┌─ EXERCISE INPUTS

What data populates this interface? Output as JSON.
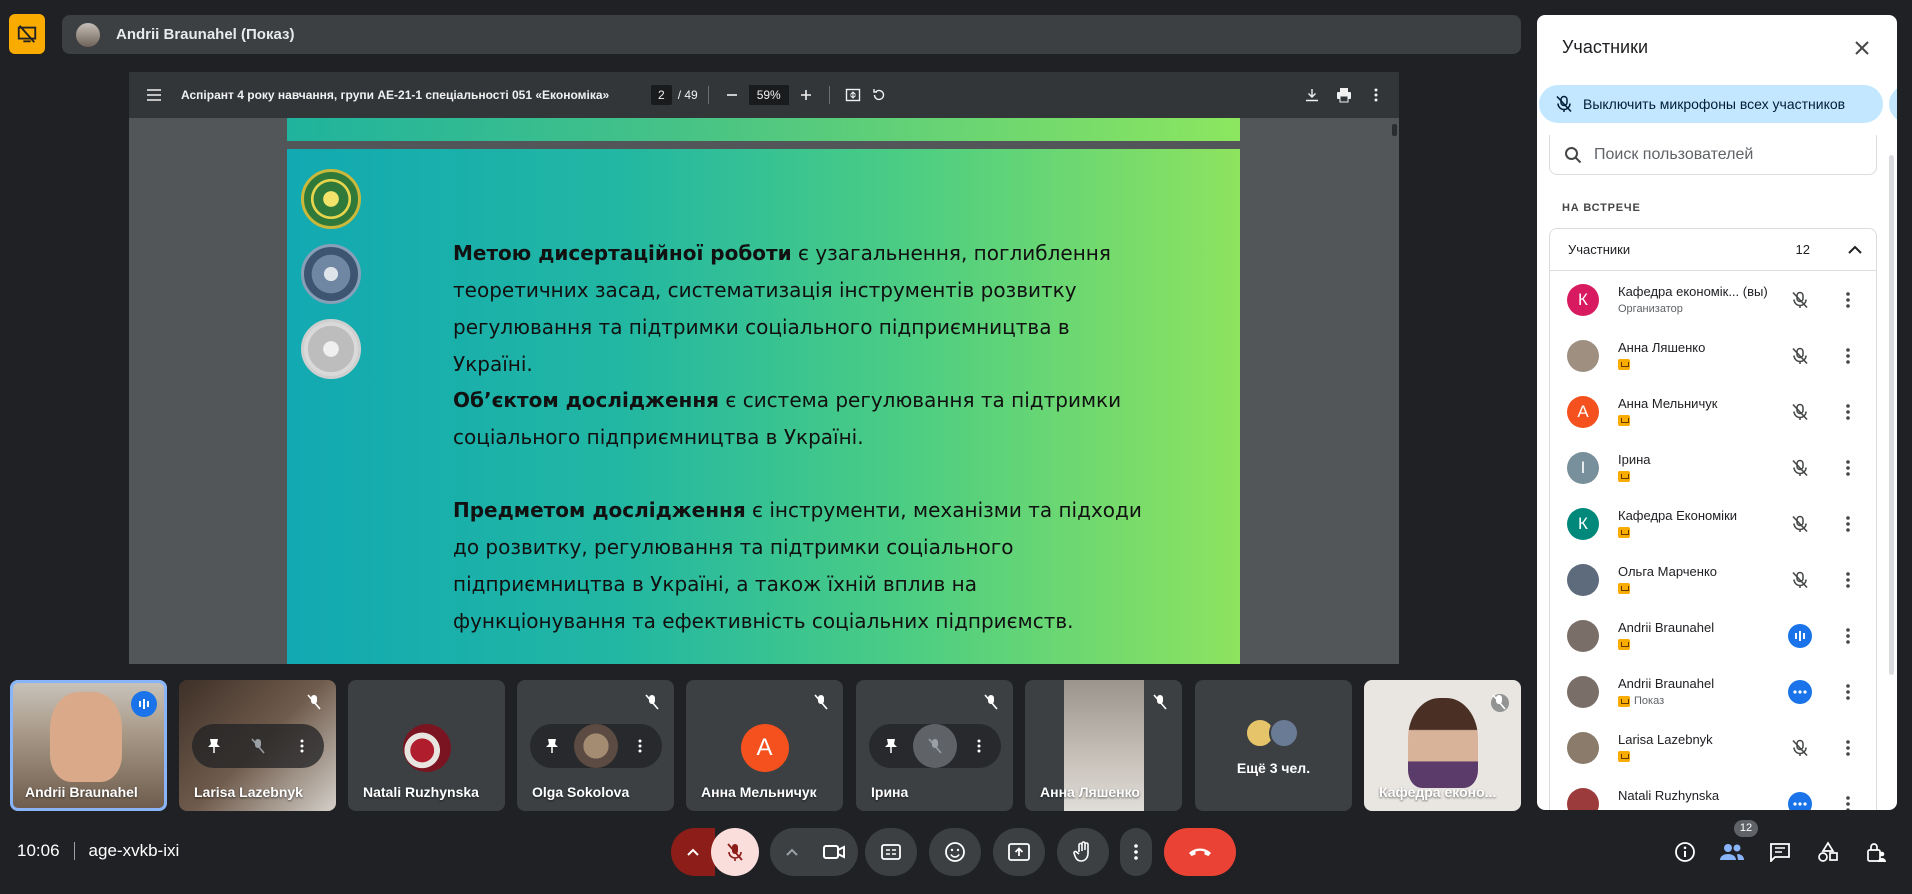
{
  "header": {
    "presenter_name": "Andrii Braunahel (Показ)"
  },
  "pdf": {
    "title": "Аспірант 4 року навчання, групи АЕ-21-1 спеціальності 051 «Економіка»",
    "page_current": "2",
    "page_total": "/ 49",
    "zoom": "59%",
    "slide": {
      "p1_bold": "Метою дисертаційної роботи",
      "p1_rest": " є узагальнення, поглиблення теоретичних засад, систематизація інструментів розвитку регулювання та підтримки соціального підприємництва в Україні.",
      "p2_bold": "Об’єктом дослідження",
      "p2_rest": " є система регулювання та підтримки соціального підприємництва в Україні.",
      "p3_bold": "Предметом дослідження",
      "p3_rest": " є інструменти, механізми та підходи до розвитку, регулювання та підтримки соціального підприємництва в Україні, а також їхній вплив на функціонування та ефективність соціальних підприємств."
    }
  },
  "tiles": [
    {
      "name": "Andrii Braunahel"
    },
    {
      "name": "Larisa Lazebnyk"
    },
    {
      "name": "Natali Ruzhynska"
    },
    {
      "name": "Olga Sokolova"
    },
    {
      "name": "Анна Мельничук",
      "initial": "А"
    },
    {
      "name": "Ірина"
    },
    {
      "name": "Анна Ляшенко"
    },
    {
      "name": "Ещё 3 чел."
    },
    {
      "name": "Кафедра еконо..."
    }
  ],
  "bottom": {
    "time": "10:06",
    "meeting_code": "age-xvkb-ixi",
    "participants_badge": "12"
  },
  "panel": {
    "title": "Участники",
    "mute_all": "Выключить микрофоны всех участников",
    "search_placeholder": "Поиск пользователей",
    "section": "НА ВСТРЕЧЕ",
    "group_label": "Участники",
    "group_count": "12",
    "participants": [
      {
        "name": "Кафедра економік...  (вы)",
        "sub": "Организатор",
        "initial": "К",
        "color": "#d81b60",
        "presenting": false,
        "status": "muted"
      },
      {
        "name": "Анна Ляшенко",
        "sub": "",
        "initial": "",
        "color": "#9e8f80",
        "presenting": true,
        "status": "muted"
      },
      {
        "name": "Анна Мельничук",
        "sub": "",
        "initial": "А",
        "color": "#f4511e",
        "presenting": true,
        "status": "muted"
      },
      {
        "name": "Ірина",
        "sub": "",
        "initial": "І",
        "color": "#78909c",
        "presenting": true,
        "status": "muted"
      },
      {
        "name": "Кафедра Економіки",
        "sub": "",
        "initial": "К",
        "color": "#00897b",
        "presenting": true,
        "status": "muted"
      },
      {
        "name": "Ольга Марченко",
        "sub": "",
        "initial": "",
        "color": "#5d6b7d",
        "presenting": true,
        "status": "muted"
      },
      {
        "name": "Andrii Braunahel",
        "sub": "",
        "initial": "",
        "color": "#7a6f68",
        "presenting": true,
        "status": "speaking"
      },
      {
        "name": "Andrii Braunahel",
        "sub": "Показ",
        "initial": "",
        "color": "#7a6f68",
        "presenting": true,
        "status": "more"
      },
      {
        "name": "Larisa Lazebnyk",
        "sub": "",
        "initial": "",
        "color": "#8b7b6b",
        "presenting": true,
        "status": "muted"
      },
      {
        "name": "Natali Ruzhynska",
        "sub": "",
        "initial": "",
        "color": "#9c3b3b",
        "presenting": false,
        "status": "more"
      }
    ]
  }
}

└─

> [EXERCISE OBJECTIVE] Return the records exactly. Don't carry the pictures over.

> [REPLY TO THE TASK]
What data populates this interface? Output as JSON.
{
  "header": {
    "presenter_name": "Andrii Braunahel (Показ)"
  },
  "pdf": {
    "title": "Аспірант 4 року навчання, групи АЕ-21-1 спеціальності 051 «Економіка»",
    "page_current": "2",
    "page_total": "/ 49",
    "zoom": "59%",
    "slide": {
      "p1_bold": "Метою дисертаційної роботи",
      "p1_rest": " є узагальнення, поглиблення теоретичних засад, систематизація інструментів розвитку регулювання та підтримки соціального підприємництва в Україні.",
      "p2_bold": "Об’єктом дослідження",
      "p2_rest": " є система регулювання та підтримки соціального підприємництва в Україні.",
      "p3_bold": "Предметом дослідження",
      "p3_rest": " є інструменти, механізми та підходи до розвитку, регулювання та підтримки соціального підприємництва в Україні, а також їхній вплив на функціонування та ефективність соціальних підприємств."
    }
  },
  "tiles": [
    {
      "name": "Andrii Braunahel"
    },
    {
      "name": "Larisa Lazebnyk"
    },
    {
      "name": "Natali Ruzhynska"
    },
    {
      "name": "Olga Sokolova"
    },
    {
      "name": "Анна Мельничук",
      "initial": "А"
    },
    {
      "name": "Ірина"
    },
    {
      "name": "Анна Ляшенко"
    },
    {
      "name": "Ещё 3 чел."
    },
    {
      "name": "Кафедра еконо..."
    }
  ],
  "bottom": {
    "time": "10:06",
    "meeting_code": "age-xvkb-ixi",
    "participants_badge": "12"
  },
  "panel": {
    "title": "Участники",
    "mute_all": "Выключить микрофоны всех участников",
    "search_placeholder": "Поиск пользователей",
    "section": "НА ВСТРЕЧЕ",
    "group_label": "Участники",
    "group_count": "12",
    "participants": [
      {
        "name": "Кафедра економік...  (вы)",
        "sub": "Организатор",
        "initial": "К",
        "color": "#d81b60",
        "presenting": false,
        "status": "muted"
      },
      {
        "name": "Анна Ляшенко",
        "sub": "",
        "initial": "",
        "color": "#9e8f80",
        "presenting": true,
        "status": "muted"
      },
      {
        "name": "Анна Мельничук",
        "sub": "",
        "initial": "А",
        "color": "#f4511e",
        "presenting": true,
        "status": "muted"
      },
      {
        "name": "Ірина",
        "sub": "",
        "initial": "І",
        "color": "#78909c",
        "presenting": true,
        "status": "muted"
      },
      {
        "name": "Кафедра Економіки",
        "sub": "",
        "initial": "К",
        "color": "#00897b",
        "presenting": true,
        "status": "muted"
      },
      {
        "name": "Ольга Марченко",
        "sub": "",
        "initial": "",
        "color": "#5d6b7d",
        "presenting": true,
        "status": "muted"
      },
      {
        "name": "Andrii Braunahel",
        "sub": "",
        "initial": "",
        "color": "#7a6f68",
        "presenting": true,
        "status": "speaking"
      },
      {
        "name": "Andrii Braunahel",
        "sub": "Показ",
        "initial": "",
        "color": "#7a6f68",
        "presenting": true,
        "status": "more"
      },
      {
        "name": "Larisa Lazebnyk",
        "sub": "",
        "initial": "",
        "color": "#8b7b6b",
        "presenting": true,
        "status": "muted"
      },
      {
        "name": "Natali Ruzhynska",
        "sub": "",
        "initial": "",
        "color": "#9c3b3b",
        "presenting": false,
        "status": "more"
      }
    ]
  }
}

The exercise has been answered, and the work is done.